We know there is something of an on/off switch for these two. I don’t like the notion of giving them each big, fat contracts and then expecting them to go out and earn it with great effort every night. Of course, it is an Olympic year and while these two are practically shoe-ins they may just slough off the notion of mailing it in next season in order to lock up spots on team Canada.


How will Perry perform without Ryan?


We never really asked how Ryan would do without Perry and Getzlaf but his situation in Ottawa looks strong enough that we shouldn’t need to ask that question. On the flip side, the Ducks are losing a four-time 30-goal-scorer off of whom they could pad their assist totals.

Jakub Silfverberg is coming over from Ottawa and could be an immediate replacement. He doesn’t offer the same physical game but he’s a real talent with a lethal shot. We can’t be certain about this but he appears to have the ability to replace those 30 goals.


What about the ever-declining Teemu Selanne?


We don’t even know if Selanne will be back and if he does return how limited he will be. I’m about ready to write him off, which would be a real blow to the Ducks, especially their power play because he was an integral piece.


So what does this all mean? Well, like I said, we pretty well know what we have in Perry. He’s good for near a point-per-game and has upside for plenty more depending on motivation and luck (Perry’s 17.2% shooting in his 50 goal season was easily a career high). We know Ryan can get to a similar level but we don’t know if he can get higher. This season is the test.

Barring some catastrophic injuries I am calling this season a failure for Ryan if he doesn’t reach 80 points. This is stupid and arbitrary but I’m doing it anyway because I want to see Ryan get there – because I know he CAN get there. Certainly luck and motivation will play a part of Ryan’s success or failure based on my arbitrary benchmark for him. It could be that he has to wait a season or two before it all comes together and he reaches that arbitrary 80-point plateau or even smashes it to smithereens but I’m calling for it this year, because, why not?

Still, I can’t advocate taking Ryan over the proven commodity in Perry. This isn’t to say Ryan isn’t a proven commodity, just that Perry’s proven a little bit better. Everything is in place for Ryan to become on par, if not more productive than Perry so I wouldn’t go out of my way to get Perry if I knew Ryan would still be there for me but at the same time I wouldn’t just trade Perry to get Ryan. If I could get more than just Ryan, I’d do that and figure I’m coming out ahead but straight up Perry is still your guy.
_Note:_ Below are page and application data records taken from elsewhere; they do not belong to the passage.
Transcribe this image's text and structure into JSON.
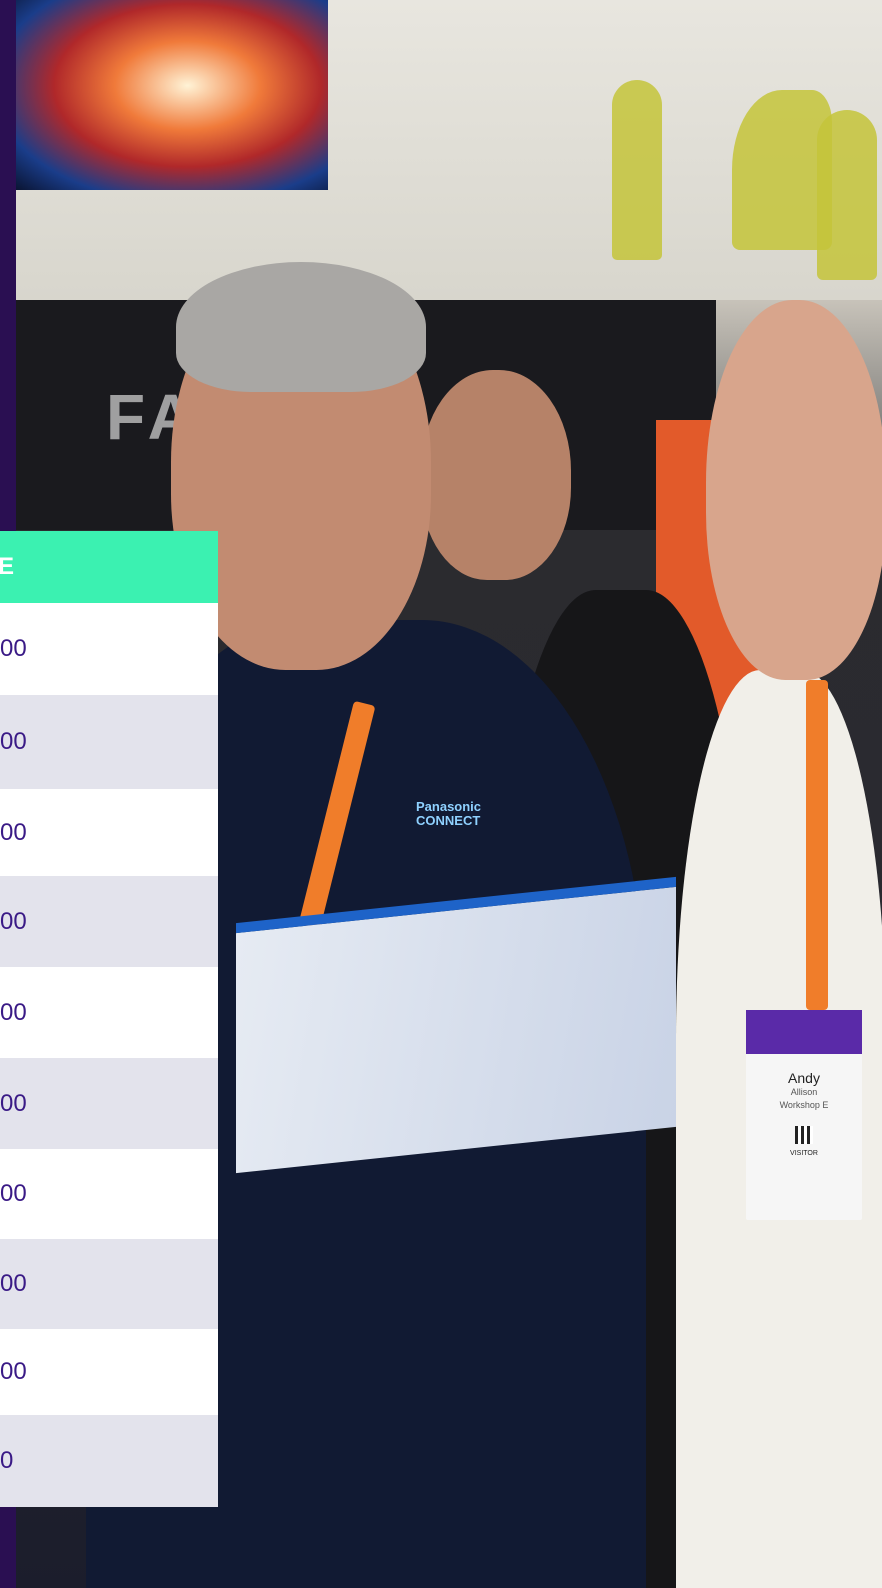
{
  "table": {
    "header": "E",
    "rows": [
      "00",
      "00",
      "00",
      "00",
      "00",
      "00",
      "00",
      "00",
      "00",
      "0"
    ]
  },
  "photo": {
    "booth_sign": "FA",
    "logo_line1": "Panasonic",
    "logo_line2": "CONNECT",
    "badge": {
      "name": "Andy",
      "company": "Allison",
      "session": "Workshop E",
      "role": "VISITOR"
    }
  },
  "colors": {
    "header_bg": "#3bf1b1",
    "row_text": "#3a1a86",
    "row_alt_bg": "#e3e3ec",
    "page_bg": "#1e0b3f"
  }
}
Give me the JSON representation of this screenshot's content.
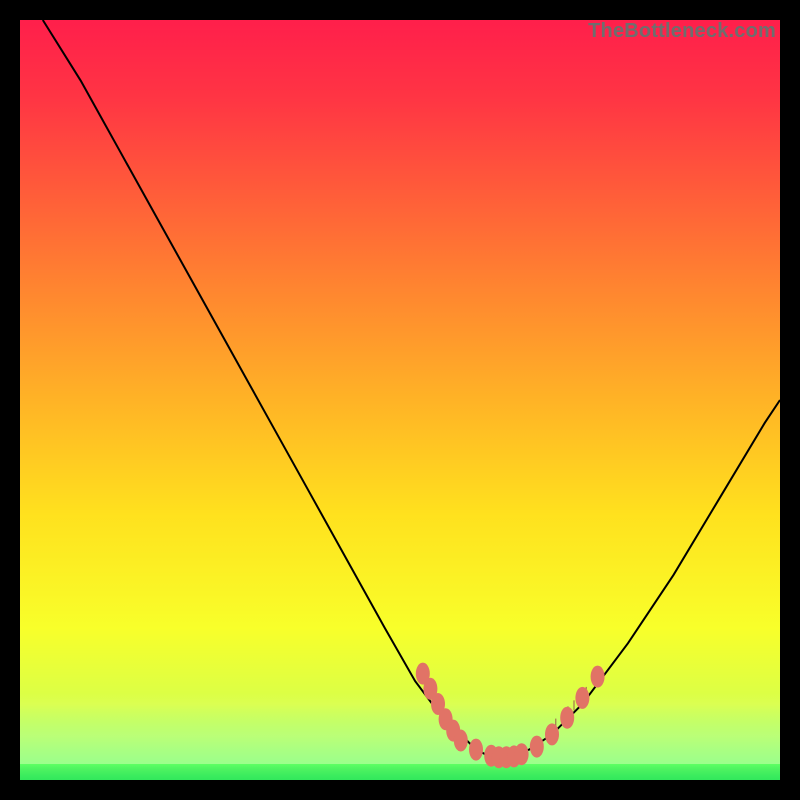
{
  "watermark": "TheBottleneck.com",
  "gradient": {
    "stops": [
      {
        "offset": 0.0,
        "color": "#ff1f4b"
      },
      {
        "offset": 0.1,
        "color": "#ff3444"
      },
      {
        "offset": 0.22,
        "color": "#ff5a3a"
      },
      {
        "offset": 0.35,
        "color": "#ff8430"
      },
      {
        "offset": 0.5,
        "color": "#ffb326"
      },
      {
        "offset": 0.65,
        "color": "#ffe11e"
      },
      {
        "offset": 0.8,
        "color": "#f8ff2a"
      },
      {
        "offset": 0.9,
        "color": "#d8ff49"
      },
      {
        "offset": 1.0,
        "color": "#3fff69"
      }
    ]
  },
  "chart_data": {
    "type": "line",
    "title": "",
    "xlabel": "",
    "ylabel": "",
    "xlim": [
      0,
      100
    ],
    "ylim": [
      0,
      100
    ],
    "series": [
      {
        "name": "bottleneck-curve",
        "x": [
          3,
          8,
          13,
          18,
          23,
          28,
          33,
          38,
          43,
          48,
          52,
          55,
          58,
          60,
          62,
          64,
          67,
          70,
          74,
          80,
          86,
          92,
          98,
          100
        ],
        "y": [
          100,
          92,
          83,
          74,
          65,
          56,
          47,
          38,
          29,
          20,
          13,
          9,
          6,
          4,
          3,
          3,
          4,
          6,
          10,
          18,
          27,
          37,
          47,
          50
        ]
      }
    ],
    "markers": {
      "name": "bottom-cluster",
      "color": "#e17366",
      "points": [
        {
          "x": 53,
          "y": 14
        },
        {
          "x": 54,
          "y": 12
        },
        {
          "x": 55,
          "y": 10
        },
        {
          "x": 56,
          "y": 8
        },
        {
          "x": 57,
          "y": 6.5
        },
        {
          "x": 58,
          "y": 5.2
        },
        {
          "x": 60,
          "y": 4.0
        },
        {
          "x": 62,
          "y": 3.2
        },
        {
          "x": 63,
          "y": 3.0
        },
        {
          "x": 64,
          "y": 3.0
        },
        {
          "x": 65,
          "y": 3.1
        },
        {
          "x": 66,
          "y": 3.4
        },
        {
          "x": 68,
          "y": 4.4
        },
        {
          "x": 70,
          "y": 6.0
        },
        {
          "x": 72,
          "y": 8.2
        },
        {
          "x": 74,
          "y": 10.8
        },
        {
          "x": 76,
          "y": 13.6
        }
      ]
    },
    "ticks": {
      "x_positions": [
        70.5,
        71.3,
        72.1,
        72.9,
        73.7,
        74.5
      ],
      "height": 3
    }
  }
}
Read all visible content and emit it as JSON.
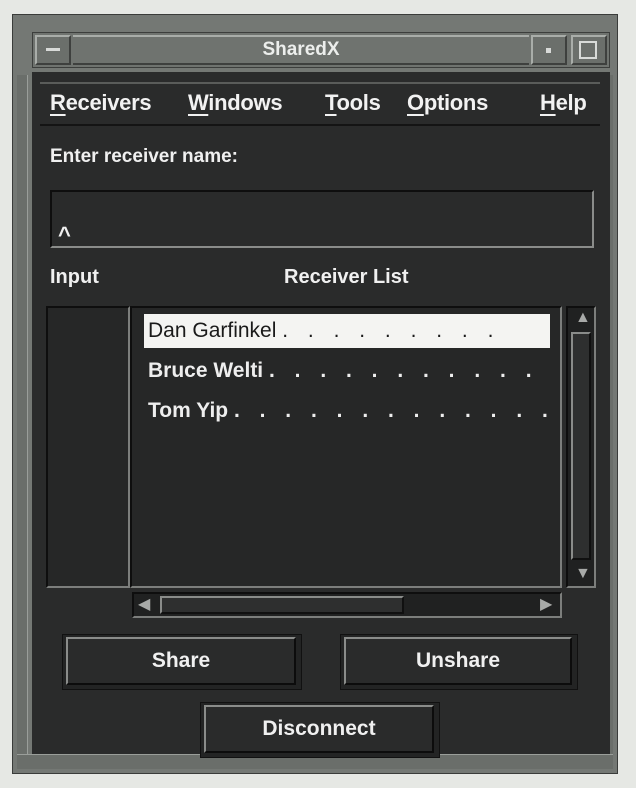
{
  "window": {
    "title": "SharedX"
  },
  "menubar": {
    "items": [
      {
        "label": "Receivers",
        "mnemonic": "R",
        "rest": "eceivers"
      },
      {
        "label": "Windows",
        "mnemonic": "W",
        "rest": "indows"
      },
      {
        "label": "Tools",
        "mnemonic": "T",
        "rest": "ools"
      },
      {
        "label": "Options",
        "mnemonic": "O",
        "rest": "ptions"
      },
      {
        "label": "Help",
        "mnemonic": "H",
        "rest": "elp"
      }
    ]
  },
  "form": {
    "prompt": "Enter receiver name:",
    "receiver_name_value": "",
    "caret_glyph": "^"
  },
  "columns": {
    "input_label": "Input",
    "list_label": "Receiver List"
  },
  "receivers": [
    {
      "name": "Dan Garfinkel",
      "dots": ". . . . . . . . .",
      "selected": true
    },
    {
      "name": "Bruce Welti",
      "dots": ". . . . . . . . . . .",
      "selected": false
    },
    {
      "name": "Tom Yip",
      "dots": ". . . . . . . . . . . . .",
      "selected": false
    }
  ],
  "buttons": {
    "share": "Share",
    "unshare": "Unshare",
    "disconnect": "Disconnect"
  },
  "icons": {
    "window_menu": "window-menu-icon",
    "minimize": "minimize-icon",
    "maximize": "maximize-icon",
    "scroll_up": "arrow-up-icon",
    "scroll_down": "arrow-down-icon",
    "scroll_left": "arrow-left-icon",
    "scroll_right": "arrow-right-icon"
  },
  "colors": {
    "client_bg": "#2a2b2b",
    "selection_bg": "#f4f4f2",
    "frame": "#747874"
  }
}
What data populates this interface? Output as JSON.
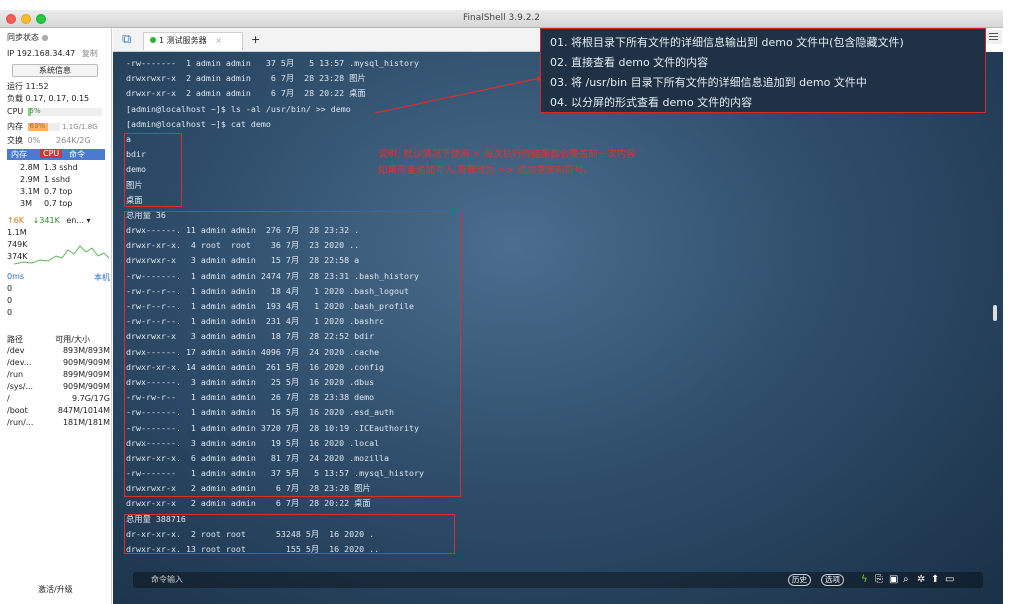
{
  "app": {
    "title": "FinalShell 3.9.2.2"
  },
  "sidebar": {
    "sync_status": "同步状态",
    "ip": "IP 192.168.34.47",
    "copy": "复制",
    "sysinfo_button": "系统信息",
    "uptime": "运行 11:52",
    "load": "负载 0.17, 0.17, 0.15",
    "cpu_label": "CPU",
    "cpu_value": "5%",
    "mem_label": "内存",
    "mem_pct": "63%",
    "mem_value": "1.1G/1.8G",
    "swap_label": "交换",
    "swap_pct": "0%",
    "swap_value": "264K/2G",
    "proc_tabs": [
      "内存",
      "CPU",
      "命令"
    ],
    "processes": [
      {
        "mem": "2.8M",
        "cmd": "1.3 sshd"
      },
      {
        "mem": "2.9M",
        "cmd": "1 sshd"
      },
      {
        "mem": "3.1M",
        "cmd": "0.7 top"
      },
      {
        "mem": "3M",
        "cmd": "0.7 top"
      }
    ],
    "net_up": "↑6K",
    "net_down": "↓341K",
    "net_iface": "en...",
    "net_scale": [
      "1.1M",
      "749K",
      "374K"
    ],
    "ping": "0ms",
    "ping_host": "本机",
    "ping_vals": [
      "0",
      "0",
      "0"
    ],
    "disk_header": {
      "path": "路径",
      "size": "可用/大小"
    },
    "disks": [
      {
        "path": "/dev",
        "size": "893M/893M"
      },
      {
        "path": "/dev...",
        "size": "909M/909M"
      },
      {
        "path": "/run",
        "size": "899M/909M"
      },
      {
        "path": "/sys/...",
        "size": "909M/909M"
      },
      {
        "path": "/",
        "size": "9.7G/17G"
      },
      {
        "path": "/boot",
        "size": "847M/1014M"
      },
      {
        "path": "/run/...",
        "size": "181M/181M"
      }
    ],
    "activate": "激活/升级"
  },
  "tabs": [
    {
      "label": "1 测试服务器"
    }
  ],
  "overlay": {
    "items": [
      "01. 将根目录下所有文件的详细信息输出到 demo 文件中(包含隐藏文件)",
      "02. 直接查看 demo 文件的内容",
      "03. 将 /usr/bin 目录下所有文件的详细信息追加到 demo 文件中",
      "04. 以分屏的形式查看 demo 文件的内容"
    ]
  },
  "terminal": {
    "lines": [
      "-rw-------  1 admin admin   37 5月   5 13:57 .mysql_history",
      "drwxrwxr-x  2 admin admin    6 7月  28 23:28 图片",
      "drwxr-xr-x  2 admin admin    6 7月  28 20:22 桌面",
      "[admin@localhost ~]$ ls -al /usr/bin/ >> demo",
      "[admin@localhost ~]$ cat demo",
      "a",
      "bdir",
      "demo",
      "图片",
      "桌面",
      "总用量 36",
      "drwx------. 11 admin admin  276 7月  28 23:32 .",
      "drwxr-xr-x.  4 root  root    36 7月  23 2020 ..",
      "drwxrwxr-x   3 admin admin   15 7月  28 22:58 a",
      "-rw-------.  1 admin admin 2474 7月  28 23:31 .bash_history",
      "-rw-r--r--.  1 admin admin   18 4月   1 2020 .bash_logout",
      "-rw-r--r--.  1 admin admin  193 4月   1 2020 .bash_profile",
      "-rw-r--r--.  1 admin admin  231 4月   1 2020 .bashrc",
      "drwxrwxr-x   3 admin admin   18 7月  28 22:52 bdir",
      "drwx------. 17 admin admin 4096 7月  24 2020 .cache",
      "drwxr-xr-x. 14 admin admin  261 5月  16 2020 .config",
      "drwx------.  3 admin admin   25 5月  16 2020 .dbus",
      "-rw-rw-r--   1 admin admin   26 7月  28 23:38 demo",
      "-rw-------.  1 admin admin   16 5月  16 2020 .esd_auth",
      "-rw-------.  1 admin admin 3720 7月  28 10:19 .ICEauthority",
      "drwx------.  3 admin admin   19 5月  16 2020 .local",
      "drwxr-xr-x.  6 admin admin   81 7月  24 2020 .mozilla",
      "-rw-------   1 admin admin   37 5月   5 13:57 .mysql_history",
      "drwxrwxr-x   2 admin admin    6 7月  28 23:28 图片",
      "drwxr-xr-x   2 admin admin    6 7月  28 20:22 桌面",
      "总用量 388716",
      "dr-xr-xr-x.  2 root root      53248 5月  16 2020 .",
      "drwxr-xr-x. 13 root root        155 5月  16 2020 .."
    ],
    "note_lines": [
      "说明: 默认情况下使用 > 每次执行的结果都会覆盖前一次内容",
      "如果需要追加写入,需要改为 >> 追加重定向符号。"
    ],
    "cmd_placeholder": "命令输入",
    "cmd_buttons": [
      "历史",
      "选项"
    ]
  },
  "colors": {
    "accent_red": "#d33030",
    "proc_tab_blue": "#4a7bd0",
    "cpu_bar": "#7fd07f",
    "mem_bar": "#f2b36b"
  },
  "levels": {
    "cpu": 0.05,
    "mem": 0.63,
    "swap": 0.0
  }
}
Just know that Ryan is right there and there’s no shame in treating him as such.


Recent Cage Matches:


Roberto Luongo vs. Cory Schneider 
Jonathan Drouin vs. Nathan MacKinnon 
Drew Doughty vs. Alex Pietrangelo 
Logan Couture vs. Derek Stepan 

You need to login to post comments. Registration takes 5 seconds. See link at top left under "home"